024 :: SUFJAN

Listen to "024 :: SUFJAN" on Spreaker.


Javelin by Sufjan Stevens, released by Asthmatic Kitty in 2023. Listen / Buy direct


The first thing I noticed was how familiar it all felt: this fingerpicking, these harmonies, this dear little voice. And more than that, the distinctive flood of emotions that was instantly stirred up inside me. This music felt – and still feels – like reuniting with an old friend, or revisiting an old home, or catching sight of an old lover, or recalling a loved one now lost – a resurgence of suppressed feelings and memories, suddenly foisted upon you. I've been listening to this songwriter for nearly twenty years; I can no longer imagine what it's like to hear them for the first time. I can only experience this music as a return, to a place of unbridled emotional vulnerability, that place this songwriter has brought me to so many times before. Though I'll admit, it is not somewhere I always wish to return. The thing about these songs is that they can almost be too tender, too fragile; and a heart can only endure so much ache. Listening to this music is like staring at the sun, a direct confrontation with the strongest and rawest of our feelings, feelings we typically don't dare to express. It can be tempting to avert one's eyes. But it can also be gratifying to be reminded of this capacity within us to hurt and to long deeply. In a way, this music is more honest with ourselves than we are, letting us feel what we so often don't allow ourselves to feel. Every time this songwriter comes to us with more of these songs, it's like a reaffirmation of life's true emotional weight – how it can wreck us, how it can humble us, and how it can, occasionally, show us grace. It is not a place we can bear to remain for too long, but it is comforting to allow ourselves to be held here for a moment, in the songwriter's delicate embrace.

Liner Notes

This album was marked by two tragedies. The first – occurring (presumably) before the album was written, but only revealed on the day of its release – was the passing of Sufjan's "beloved partner", Evans Richardson. The second – occurring well after the album was finished, a mere month before its release – was Sufjan's sudden hospitalization and subsequent diagnosis of the auto-immune disorder Guillain-Barre Syndrome. (As of the publication of this episode, Sufjan is out of hospital and recovering.) It is difficult to listen to this record without hearing overtones of these two tragedies, even though the second tragedy did not, could not, figure into its creation in any way.
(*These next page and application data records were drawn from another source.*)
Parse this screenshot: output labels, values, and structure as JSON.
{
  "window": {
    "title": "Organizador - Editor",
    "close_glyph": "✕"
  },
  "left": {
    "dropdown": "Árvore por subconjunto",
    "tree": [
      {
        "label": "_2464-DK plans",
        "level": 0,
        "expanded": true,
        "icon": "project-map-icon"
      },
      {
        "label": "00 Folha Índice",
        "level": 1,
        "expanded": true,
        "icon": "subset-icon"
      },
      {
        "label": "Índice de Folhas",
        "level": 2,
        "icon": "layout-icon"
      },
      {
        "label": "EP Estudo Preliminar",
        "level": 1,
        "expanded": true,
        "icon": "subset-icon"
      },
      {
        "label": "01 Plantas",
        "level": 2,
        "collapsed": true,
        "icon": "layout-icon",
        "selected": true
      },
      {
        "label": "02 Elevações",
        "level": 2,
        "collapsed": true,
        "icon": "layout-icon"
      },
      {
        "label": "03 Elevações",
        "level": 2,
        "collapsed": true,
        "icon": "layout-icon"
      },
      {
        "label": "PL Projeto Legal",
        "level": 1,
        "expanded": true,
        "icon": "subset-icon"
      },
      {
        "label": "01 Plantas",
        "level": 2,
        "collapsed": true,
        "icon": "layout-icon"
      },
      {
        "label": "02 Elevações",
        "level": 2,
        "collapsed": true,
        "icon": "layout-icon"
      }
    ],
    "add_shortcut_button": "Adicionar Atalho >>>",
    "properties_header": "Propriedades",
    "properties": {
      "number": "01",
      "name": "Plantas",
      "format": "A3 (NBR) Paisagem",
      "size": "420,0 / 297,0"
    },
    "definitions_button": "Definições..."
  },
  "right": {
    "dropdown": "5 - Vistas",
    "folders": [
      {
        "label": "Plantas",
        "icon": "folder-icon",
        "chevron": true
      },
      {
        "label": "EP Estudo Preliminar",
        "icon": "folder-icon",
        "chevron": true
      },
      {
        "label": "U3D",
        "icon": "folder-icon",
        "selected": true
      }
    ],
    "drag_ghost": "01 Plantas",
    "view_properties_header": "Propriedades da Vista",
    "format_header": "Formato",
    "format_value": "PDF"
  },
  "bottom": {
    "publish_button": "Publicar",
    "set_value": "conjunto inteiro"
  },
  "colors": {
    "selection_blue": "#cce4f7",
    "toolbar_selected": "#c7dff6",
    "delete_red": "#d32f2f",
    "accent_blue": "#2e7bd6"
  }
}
But perhaps that's the power of Sufjan's music, that it can prefigure life's joys and sorrows, and speak to experiences we've yet to experience and feelings we've yet to feel.